European politicians talk endlessly about the rule of law, justice, human dignity and freedom of movement. But those words fade fast when the issue of migration pops up, replaced by endless efforts to stop migrants and refugees at the border or, failing that, strand them in border countries or imagine ways to push them back across the EU borders.
Of course, this same dynamic exists in the United Kingdom, the United States, Australia and other destination countries where concerns about migration are being weaponized by politicians who recognize political opportunity when they see it. In a year when Europeans will choose a new EU Parliament, the Americans a new president, and scores of other countries new leaders, migration seems to be on the ballot as much as democracy itself.
How should migrants, refugees, and asylum seekers be treated? How to balance political forces and legal commitments. Can the obvious competition to harden borders, be reversed? And from where will the leadership come for better policy?
Sergio Carrera, a migration expert at the Centre for European Policy Studies in Brussels, thinks that much of what passes for European migration policy is deeply flawed not only because it violates basic European values, but also because it is ineffective.
What do you think: should Europe welcome more migrants and refugees?
ABOUT OUR GUEST
Sergio Carrera is Senior Research Fellow and Head of the Justice and Home Affairs unit at CEPS. Sergio is also Visiting Fellow at the Migration Policy Centre (MPC) in the European University Institute (EUI) in Florence (Italy), Visiting Professor at the Paris School of International Affairs (PSIA) at Sciences Po (France), and Honorary Professor at the School of Law in Queen Mary University of London (UK).
His main research interests are on EU justice and home affairs (JHA) law and Area of Freedom, Security and Justice policy, with particular focus on migration, asylum, citizenship and Schengen policies.
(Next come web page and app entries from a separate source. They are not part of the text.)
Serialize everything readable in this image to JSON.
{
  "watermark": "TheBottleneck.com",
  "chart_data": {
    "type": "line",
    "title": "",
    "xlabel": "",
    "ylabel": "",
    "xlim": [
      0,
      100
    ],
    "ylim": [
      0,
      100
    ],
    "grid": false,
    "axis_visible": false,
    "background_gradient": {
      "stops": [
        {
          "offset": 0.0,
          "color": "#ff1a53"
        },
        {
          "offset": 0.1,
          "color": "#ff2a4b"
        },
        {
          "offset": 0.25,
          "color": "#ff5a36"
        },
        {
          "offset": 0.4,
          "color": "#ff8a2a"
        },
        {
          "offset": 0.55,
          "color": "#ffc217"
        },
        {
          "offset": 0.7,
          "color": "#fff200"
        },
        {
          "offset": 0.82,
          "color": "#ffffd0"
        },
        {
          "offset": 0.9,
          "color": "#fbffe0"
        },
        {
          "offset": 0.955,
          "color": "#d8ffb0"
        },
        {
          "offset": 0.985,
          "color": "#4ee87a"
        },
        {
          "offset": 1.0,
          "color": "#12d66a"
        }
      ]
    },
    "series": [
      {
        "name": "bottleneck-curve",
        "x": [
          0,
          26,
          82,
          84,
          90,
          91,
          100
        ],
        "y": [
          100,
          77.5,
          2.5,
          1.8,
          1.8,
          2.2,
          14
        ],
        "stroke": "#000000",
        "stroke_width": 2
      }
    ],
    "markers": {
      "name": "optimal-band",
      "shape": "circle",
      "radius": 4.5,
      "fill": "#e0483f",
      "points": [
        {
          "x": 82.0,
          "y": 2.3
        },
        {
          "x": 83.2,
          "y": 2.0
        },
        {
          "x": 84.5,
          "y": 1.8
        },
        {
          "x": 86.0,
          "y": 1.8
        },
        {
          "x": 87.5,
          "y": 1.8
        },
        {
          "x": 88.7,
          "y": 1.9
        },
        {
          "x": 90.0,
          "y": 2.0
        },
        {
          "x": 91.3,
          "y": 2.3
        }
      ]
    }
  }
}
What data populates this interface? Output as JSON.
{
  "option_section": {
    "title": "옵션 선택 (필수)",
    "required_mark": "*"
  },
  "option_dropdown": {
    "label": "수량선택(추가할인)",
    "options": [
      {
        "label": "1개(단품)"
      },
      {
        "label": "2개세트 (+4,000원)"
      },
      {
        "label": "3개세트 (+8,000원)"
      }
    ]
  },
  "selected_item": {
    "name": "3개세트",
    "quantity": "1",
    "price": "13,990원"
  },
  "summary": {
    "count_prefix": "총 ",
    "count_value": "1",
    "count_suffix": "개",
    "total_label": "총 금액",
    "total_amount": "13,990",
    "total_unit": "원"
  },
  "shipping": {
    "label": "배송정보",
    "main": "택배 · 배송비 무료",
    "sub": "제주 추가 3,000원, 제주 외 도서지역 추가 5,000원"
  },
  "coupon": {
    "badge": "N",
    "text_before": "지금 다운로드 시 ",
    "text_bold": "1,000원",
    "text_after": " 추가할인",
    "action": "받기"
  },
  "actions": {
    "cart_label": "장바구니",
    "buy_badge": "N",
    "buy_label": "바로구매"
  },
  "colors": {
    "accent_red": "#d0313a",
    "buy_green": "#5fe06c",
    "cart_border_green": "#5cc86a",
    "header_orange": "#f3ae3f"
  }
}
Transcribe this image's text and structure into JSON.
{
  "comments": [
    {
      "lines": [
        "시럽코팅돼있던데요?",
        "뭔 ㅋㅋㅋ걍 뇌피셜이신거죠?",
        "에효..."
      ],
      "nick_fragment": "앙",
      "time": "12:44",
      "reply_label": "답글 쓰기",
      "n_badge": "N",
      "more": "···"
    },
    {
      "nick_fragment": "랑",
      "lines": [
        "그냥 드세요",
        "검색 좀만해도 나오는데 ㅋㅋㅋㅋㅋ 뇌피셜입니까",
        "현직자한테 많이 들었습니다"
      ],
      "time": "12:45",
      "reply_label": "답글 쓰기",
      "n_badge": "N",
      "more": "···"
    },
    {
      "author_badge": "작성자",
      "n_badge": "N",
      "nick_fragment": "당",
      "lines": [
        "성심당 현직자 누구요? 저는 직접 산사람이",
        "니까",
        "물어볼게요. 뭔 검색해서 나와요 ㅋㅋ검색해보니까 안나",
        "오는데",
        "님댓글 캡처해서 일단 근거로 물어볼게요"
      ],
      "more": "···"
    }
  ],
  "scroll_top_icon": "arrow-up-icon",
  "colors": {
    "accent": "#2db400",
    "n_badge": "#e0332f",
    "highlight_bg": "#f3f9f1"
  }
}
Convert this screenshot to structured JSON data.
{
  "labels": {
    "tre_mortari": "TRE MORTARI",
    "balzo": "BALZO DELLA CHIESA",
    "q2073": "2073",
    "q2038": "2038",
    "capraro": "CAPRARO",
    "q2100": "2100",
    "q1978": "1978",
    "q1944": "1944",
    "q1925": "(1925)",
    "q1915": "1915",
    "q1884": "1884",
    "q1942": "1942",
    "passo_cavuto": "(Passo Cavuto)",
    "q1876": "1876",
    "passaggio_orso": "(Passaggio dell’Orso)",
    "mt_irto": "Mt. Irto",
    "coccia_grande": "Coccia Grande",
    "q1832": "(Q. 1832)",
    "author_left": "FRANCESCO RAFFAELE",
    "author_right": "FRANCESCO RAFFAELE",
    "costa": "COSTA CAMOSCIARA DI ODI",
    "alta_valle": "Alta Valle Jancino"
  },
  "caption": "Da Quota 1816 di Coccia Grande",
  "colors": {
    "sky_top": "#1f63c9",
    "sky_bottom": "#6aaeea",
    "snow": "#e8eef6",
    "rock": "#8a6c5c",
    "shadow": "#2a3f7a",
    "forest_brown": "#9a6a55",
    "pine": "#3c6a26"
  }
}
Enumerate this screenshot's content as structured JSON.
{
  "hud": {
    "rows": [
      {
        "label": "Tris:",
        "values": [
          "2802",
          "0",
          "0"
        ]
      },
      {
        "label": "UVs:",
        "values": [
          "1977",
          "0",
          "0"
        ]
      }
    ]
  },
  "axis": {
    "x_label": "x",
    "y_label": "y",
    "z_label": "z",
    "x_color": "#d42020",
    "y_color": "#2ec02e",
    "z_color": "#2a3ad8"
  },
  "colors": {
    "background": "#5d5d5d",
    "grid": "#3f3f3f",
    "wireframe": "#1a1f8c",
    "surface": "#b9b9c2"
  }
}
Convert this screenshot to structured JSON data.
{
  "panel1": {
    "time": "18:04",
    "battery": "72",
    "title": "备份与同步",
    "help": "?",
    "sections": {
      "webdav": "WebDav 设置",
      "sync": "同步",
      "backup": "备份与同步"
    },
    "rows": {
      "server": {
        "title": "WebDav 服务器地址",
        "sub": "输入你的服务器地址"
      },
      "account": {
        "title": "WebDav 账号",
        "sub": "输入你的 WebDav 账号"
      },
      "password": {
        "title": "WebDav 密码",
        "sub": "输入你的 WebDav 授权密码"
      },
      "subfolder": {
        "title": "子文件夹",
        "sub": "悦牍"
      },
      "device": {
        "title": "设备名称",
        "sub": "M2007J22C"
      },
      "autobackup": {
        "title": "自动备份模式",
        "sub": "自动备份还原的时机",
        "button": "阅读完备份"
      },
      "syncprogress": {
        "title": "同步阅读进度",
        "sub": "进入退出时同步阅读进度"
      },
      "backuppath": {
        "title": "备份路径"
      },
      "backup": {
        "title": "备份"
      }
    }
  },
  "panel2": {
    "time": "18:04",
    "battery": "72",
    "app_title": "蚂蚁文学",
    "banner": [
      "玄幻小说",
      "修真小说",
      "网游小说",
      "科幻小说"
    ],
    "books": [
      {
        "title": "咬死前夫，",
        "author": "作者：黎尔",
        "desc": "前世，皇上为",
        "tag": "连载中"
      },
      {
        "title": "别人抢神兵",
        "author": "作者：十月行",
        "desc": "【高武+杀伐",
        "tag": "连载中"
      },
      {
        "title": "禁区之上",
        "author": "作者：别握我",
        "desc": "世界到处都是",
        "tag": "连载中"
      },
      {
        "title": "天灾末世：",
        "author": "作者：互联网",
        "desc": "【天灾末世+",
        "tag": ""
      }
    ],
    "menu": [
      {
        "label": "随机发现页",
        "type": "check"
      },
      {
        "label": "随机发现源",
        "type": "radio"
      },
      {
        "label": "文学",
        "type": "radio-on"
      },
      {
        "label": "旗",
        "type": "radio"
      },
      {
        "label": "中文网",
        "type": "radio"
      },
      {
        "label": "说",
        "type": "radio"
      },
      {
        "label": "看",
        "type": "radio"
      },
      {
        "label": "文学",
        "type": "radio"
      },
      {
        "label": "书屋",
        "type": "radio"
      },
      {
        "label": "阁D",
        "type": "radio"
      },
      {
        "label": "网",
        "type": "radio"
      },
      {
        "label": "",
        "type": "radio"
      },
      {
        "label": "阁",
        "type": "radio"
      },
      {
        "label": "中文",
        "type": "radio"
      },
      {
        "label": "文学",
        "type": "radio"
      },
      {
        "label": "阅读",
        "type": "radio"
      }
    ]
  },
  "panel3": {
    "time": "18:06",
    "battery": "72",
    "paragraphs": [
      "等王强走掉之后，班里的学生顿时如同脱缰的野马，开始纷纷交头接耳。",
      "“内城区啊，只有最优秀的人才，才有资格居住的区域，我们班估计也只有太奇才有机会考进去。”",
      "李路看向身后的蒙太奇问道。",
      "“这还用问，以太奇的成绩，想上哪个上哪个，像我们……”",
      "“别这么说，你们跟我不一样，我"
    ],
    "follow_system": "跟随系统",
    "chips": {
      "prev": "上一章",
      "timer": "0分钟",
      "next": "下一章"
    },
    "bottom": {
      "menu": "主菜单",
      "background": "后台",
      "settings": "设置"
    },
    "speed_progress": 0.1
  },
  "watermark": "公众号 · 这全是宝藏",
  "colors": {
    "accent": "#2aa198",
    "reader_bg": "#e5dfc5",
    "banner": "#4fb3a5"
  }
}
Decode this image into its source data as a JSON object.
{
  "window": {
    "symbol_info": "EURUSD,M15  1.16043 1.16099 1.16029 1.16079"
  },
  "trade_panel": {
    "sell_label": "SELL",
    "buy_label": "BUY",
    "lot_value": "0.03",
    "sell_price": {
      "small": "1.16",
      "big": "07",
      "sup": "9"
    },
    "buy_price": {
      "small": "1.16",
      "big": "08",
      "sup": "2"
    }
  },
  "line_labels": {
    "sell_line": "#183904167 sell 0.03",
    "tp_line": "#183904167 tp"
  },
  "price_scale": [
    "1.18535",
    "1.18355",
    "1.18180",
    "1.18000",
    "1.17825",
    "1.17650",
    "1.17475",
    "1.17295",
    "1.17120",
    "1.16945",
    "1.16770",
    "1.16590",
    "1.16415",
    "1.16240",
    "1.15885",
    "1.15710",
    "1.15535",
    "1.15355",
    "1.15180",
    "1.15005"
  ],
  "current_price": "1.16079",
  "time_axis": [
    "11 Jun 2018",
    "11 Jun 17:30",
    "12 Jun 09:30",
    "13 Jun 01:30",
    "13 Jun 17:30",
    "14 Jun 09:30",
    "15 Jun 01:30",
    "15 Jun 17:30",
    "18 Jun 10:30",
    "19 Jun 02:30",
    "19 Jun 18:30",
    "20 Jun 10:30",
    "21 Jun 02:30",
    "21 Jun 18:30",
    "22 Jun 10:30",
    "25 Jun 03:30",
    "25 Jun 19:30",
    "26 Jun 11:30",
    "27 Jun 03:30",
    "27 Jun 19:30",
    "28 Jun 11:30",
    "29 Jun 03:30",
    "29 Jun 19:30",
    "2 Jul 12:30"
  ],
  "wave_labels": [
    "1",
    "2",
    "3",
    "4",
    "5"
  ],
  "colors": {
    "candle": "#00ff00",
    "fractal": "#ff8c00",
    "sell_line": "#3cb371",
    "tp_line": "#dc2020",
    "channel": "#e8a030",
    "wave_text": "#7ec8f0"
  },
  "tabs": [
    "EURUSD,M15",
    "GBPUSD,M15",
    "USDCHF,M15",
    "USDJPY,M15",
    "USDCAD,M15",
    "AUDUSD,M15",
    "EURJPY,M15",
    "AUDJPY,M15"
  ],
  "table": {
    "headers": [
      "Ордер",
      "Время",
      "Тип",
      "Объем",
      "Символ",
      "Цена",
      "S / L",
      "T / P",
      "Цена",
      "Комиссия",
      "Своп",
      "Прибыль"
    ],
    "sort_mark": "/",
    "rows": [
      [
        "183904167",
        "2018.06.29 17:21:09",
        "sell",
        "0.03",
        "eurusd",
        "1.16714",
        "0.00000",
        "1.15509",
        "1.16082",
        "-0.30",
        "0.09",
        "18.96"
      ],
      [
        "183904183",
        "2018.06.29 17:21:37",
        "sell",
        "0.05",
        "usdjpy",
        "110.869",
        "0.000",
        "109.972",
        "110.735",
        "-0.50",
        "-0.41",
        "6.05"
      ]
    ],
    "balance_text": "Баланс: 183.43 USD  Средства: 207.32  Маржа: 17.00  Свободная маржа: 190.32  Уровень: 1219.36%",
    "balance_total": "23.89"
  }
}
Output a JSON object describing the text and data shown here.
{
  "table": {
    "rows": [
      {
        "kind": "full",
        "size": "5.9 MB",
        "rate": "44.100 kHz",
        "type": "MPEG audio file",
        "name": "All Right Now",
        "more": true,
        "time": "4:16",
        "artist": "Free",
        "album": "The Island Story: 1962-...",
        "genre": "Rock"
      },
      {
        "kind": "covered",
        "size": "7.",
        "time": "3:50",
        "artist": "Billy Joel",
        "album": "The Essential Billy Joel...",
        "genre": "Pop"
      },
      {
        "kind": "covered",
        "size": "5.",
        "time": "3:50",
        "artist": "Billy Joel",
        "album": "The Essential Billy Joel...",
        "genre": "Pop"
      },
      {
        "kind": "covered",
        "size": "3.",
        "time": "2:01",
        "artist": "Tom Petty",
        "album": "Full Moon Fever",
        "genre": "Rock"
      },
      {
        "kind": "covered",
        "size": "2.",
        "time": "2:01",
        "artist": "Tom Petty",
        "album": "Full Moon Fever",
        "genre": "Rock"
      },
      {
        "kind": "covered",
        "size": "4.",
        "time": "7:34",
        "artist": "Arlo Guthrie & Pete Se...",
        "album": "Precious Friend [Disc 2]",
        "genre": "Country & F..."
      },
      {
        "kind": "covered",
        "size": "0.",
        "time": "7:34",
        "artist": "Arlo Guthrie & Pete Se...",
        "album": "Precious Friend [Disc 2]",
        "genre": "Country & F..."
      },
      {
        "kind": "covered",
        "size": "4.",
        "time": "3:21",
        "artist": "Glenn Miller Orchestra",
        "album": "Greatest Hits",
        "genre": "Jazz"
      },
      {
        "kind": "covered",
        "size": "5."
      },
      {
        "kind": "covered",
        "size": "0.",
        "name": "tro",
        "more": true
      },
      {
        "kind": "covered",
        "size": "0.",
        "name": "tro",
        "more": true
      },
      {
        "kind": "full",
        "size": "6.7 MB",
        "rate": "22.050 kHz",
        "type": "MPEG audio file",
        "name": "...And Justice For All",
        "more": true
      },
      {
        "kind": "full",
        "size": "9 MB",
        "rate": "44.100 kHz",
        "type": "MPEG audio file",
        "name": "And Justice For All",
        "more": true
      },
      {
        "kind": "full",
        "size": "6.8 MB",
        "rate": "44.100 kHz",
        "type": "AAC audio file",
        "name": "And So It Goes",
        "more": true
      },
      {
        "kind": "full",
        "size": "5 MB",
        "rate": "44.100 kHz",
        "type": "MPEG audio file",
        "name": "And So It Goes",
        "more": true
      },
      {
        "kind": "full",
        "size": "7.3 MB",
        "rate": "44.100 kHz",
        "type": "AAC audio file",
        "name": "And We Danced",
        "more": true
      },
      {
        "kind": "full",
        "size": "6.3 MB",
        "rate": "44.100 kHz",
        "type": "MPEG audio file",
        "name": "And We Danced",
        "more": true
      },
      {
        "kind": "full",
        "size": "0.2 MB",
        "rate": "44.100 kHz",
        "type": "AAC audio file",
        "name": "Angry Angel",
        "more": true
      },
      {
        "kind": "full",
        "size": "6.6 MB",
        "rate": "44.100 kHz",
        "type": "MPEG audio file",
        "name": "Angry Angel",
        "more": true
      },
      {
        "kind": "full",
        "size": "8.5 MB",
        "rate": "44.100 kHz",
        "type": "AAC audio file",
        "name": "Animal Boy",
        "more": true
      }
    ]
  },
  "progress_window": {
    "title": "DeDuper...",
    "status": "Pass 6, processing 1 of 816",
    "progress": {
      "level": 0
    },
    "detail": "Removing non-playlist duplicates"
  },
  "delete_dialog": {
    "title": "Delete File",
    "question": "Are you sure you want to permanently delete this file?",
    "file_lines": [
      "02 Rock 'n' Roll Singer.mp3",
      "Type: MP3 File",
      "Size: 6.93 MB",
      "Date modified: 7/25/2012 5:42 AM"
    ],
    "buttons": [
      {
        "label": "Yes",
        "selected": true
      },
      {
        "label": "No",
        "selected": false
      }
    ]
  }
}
His areas of expertise also cover EU criminal justice law and police cooperation, and their impact on data protection/privacy and the rights of the defence.